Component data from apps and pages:
════

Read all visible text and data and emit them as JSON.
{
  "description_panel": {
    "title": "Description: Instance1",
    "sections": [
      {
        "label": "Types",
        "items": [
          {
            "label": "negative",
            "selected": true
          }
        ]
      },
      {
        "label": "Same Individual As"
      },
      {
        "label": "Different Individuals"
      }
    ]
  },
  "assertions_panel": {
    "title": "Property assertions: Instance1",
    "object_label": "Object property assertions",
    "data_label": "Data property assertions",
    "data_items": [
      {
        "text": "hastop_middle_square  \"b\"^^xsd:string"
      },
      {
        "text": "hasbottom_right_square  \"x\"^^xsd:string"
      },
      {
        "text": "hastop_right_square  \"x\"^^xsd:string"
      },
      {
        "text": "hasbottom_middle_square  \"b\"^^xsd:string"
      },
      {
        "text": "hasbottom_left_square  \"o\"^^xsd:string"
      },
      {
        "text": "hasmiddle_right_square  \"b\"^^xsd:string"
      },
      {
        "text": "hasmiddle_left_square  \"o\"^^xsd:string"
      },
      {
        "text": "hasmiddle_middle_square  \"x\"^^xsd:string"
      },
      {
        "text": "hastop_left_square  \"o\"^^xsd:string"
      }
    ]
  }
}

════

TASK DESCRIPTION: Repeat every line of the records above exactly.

ANSWER TO THE PROBLEM:
Read all visible text and data and emit them as JSON.
{
  "description_panel": {
    "title": "Description: Instance1",
    "sections": [
      {
        "label": "Types",
        "items": [
          {
            "label": "negative",
            "selected": true
          }
        ]
      },
      {
        "label": "Same Individual As"
      },
      {
        "label": "Different Individuals"
      }
    ]
  },
  "assertions_panel": {
    "title": "Property assertions: Instance1",
    "object_label": "Object property assertions",
    "data_label": "Data property assertions",
    "data_items": [
      {
        "text": "hastop_middle_square  \"b\"^^xsd:string"
      },
      {
        "text": "hasbottom_right_square  \"x\"^^xsd:string"
      },
      {
        "text": "hastop_right_square  \"x\"^^xsd:string"
      },
      {
        "text": "hasbottom_middle_square  \"b\"^^xsd:string"
      },
      {
        "text": "hasbottom_left_square  \"o\"^^xsd:string"
      },
      {
        "text": "hasmiddle_right_square  \"b\"^^xsd:string"
      },
      {
        "text": "hasmiddle_left_square  \"o\"^^xsd:string"
      },
      {
        "text": "hasmiddle_middle_square  \"x\"^^xsd:string"
      },
      {
        "text": "hastop_left_square  \"o\"^^xsd:string"
      }
    ]
  }
}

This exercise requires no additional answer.